ing. In light thereof, the petitioner's attempt to extract separate
periods to investigate the claim and to submit an answer, in order
to make it appear that it was denied adequate time to present an
answer, must be rejected.
A review of the record also reveals that the owner was aware prior
to May 12, 1986 that the Administrator intended to revoke t e 1984-
1985 MBR eligibility order based on the owner's failure to achieve
the 80% violation removal required under the MBR regulations for
approval. The petitioner's complaint of not having access to
records fails to acknowledge that the reports of the on-site
inspection of the property were available to the owner at the Office
of Code Enforcement.
Nor does the owner establish on appeal, certification from the
Office of Code Enforcement that the violations were corrected, or

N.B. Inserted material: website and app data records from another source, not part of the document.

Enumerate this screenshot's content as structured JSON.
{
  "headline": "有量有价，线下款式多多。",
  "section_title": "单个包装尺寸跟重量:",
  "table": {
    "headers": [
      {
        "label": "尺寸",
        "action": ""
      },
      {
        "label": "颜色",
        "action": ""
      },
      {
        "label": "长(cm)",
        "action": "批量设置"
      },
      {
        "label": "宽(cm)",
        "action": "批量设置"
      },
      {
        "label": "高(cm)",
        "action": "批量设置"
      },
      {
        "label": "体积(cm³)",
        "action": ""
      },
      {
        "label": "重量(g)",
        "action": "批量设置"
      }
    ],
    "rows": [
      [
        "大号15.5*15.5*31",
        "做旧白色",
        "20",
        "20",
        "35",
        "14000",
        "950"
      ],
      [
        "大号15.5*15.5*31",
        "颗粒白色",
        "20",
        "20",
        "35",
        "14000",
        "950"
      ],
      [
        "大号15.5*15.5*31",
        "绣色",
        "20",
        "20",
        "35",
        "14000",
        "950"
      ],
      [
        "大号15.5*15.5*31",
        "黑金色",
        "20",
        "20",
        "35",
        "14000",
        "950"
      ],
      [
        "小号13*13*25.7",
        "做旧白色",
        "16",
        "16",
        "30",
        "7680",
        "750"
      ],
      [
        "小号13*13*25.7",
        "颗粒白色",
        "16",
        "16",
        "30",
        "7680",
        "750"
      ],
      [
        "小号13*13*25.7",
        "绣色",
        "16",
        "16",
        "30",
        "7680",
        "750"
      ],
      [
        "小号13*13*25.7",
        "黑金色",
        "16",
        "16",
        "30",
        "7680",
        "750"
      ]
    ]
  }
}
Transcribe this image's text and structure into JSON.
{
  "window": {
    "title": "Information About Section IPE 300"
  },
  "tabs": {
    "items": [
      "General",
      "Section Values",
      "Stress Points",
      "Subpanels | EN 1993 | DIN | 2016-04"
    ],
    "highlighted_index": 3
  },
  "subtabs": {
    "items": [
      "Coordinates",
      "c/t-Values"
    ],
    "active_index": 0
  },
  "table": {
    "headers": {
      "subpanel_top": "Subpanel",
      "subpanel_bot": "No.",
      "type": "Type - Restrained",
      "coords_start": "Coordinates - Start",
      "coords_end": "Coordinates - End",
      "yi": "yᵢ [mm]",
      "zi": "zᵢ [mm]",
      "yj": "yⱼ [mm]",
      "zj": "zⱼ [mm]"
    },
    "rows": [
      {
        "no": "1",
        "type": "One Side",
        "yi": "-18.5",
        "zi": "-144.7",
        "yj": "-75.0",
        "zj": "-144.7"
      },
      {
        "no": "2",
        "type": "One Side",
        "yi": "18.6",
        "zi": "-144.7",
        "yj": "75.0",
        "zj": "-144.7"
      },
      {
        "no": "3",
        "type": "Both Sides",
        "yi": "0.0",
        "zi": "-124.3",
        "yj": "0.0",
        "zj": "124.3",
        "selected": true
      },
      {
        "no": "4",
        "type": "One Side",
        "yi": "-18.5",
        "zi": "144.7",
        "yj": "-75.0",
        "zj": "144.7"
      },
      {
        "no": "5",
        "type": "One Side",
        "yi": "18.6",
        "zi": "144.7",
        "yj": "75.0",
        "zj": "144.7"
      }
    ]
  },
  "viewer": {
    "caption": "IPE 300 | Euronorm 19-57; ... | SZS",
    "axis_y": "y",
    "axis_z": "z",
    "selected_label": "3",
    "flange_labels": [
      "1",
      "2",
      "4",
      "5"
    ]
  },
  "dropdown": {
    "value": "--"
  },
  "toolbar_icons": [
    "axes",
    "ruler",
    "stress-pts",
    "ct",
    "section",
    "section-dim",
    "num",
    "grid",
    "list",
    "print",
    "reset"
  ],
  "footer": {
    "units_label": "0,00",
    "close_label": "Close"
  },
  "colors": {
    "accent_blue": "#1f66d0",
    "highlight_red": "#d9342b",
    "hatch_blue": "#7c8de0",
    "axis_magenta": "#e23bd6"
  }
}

were removed based on determination that they were imposed in error,
or deemed waived as tenant induced. The letters from the prior
management agent to the Office of Code Enforcement noted above,
contrary to the petitioner's argument, are insufficient to establish
that the owner achieved the 80% violation removal rate required to
qualify for MBR eligibility.
With regard to the petitioner's argument that the owner should have
been permitted to cross-examine the Code Enforcement inspector in
the MBR proceedings, the Commissioner is of the opinion that request
to rebut the said inspector's findings should properly be directed
to the Office of Code Enforcement, which rendered those findings.
Docket Number: BC 520014-RO
The Commissioner further rejects the owner's argument that because
the 10-day notice only proposed to modify or revoke the prior
notification order, but not to affirm; the Division was precluded
from affirming the order. The Commissioner finds this proposition
to be devoid of reason. The petitioner would have the Commissioner
achieve a result contrary to both the law and facts in the case.
To further illustrate the petitioner's fallacious reasoning, the
Administrator would have been precluded from affirming the prior
order had the owner not submitted any response. Additionally, the
notice worked no prejudice to the owner's attempts to establish
facts and argument in support of the claim. In fact, the petitio
ners vigorous arguments illustrate that the owner was aware that the
prior revocation order would be affirmed unless the owner estab
lished the 80% violation removal rate. Having failed to do so, the
petitioner would nevertheless have the Administrator achieve a
THEREFORE, in accordance with the provisions of the Rent & Eviction
Regulations, the Rent Stabilization Law and Code, Chapter 403 of the
Laws of 1984, and Chapter 102 of the Laws of 1984, it is
ORDERED, that the owner's petition be and the same hereby is,
denied, and the Administrator's order be, and the same hereby is
affirmed, as provided above.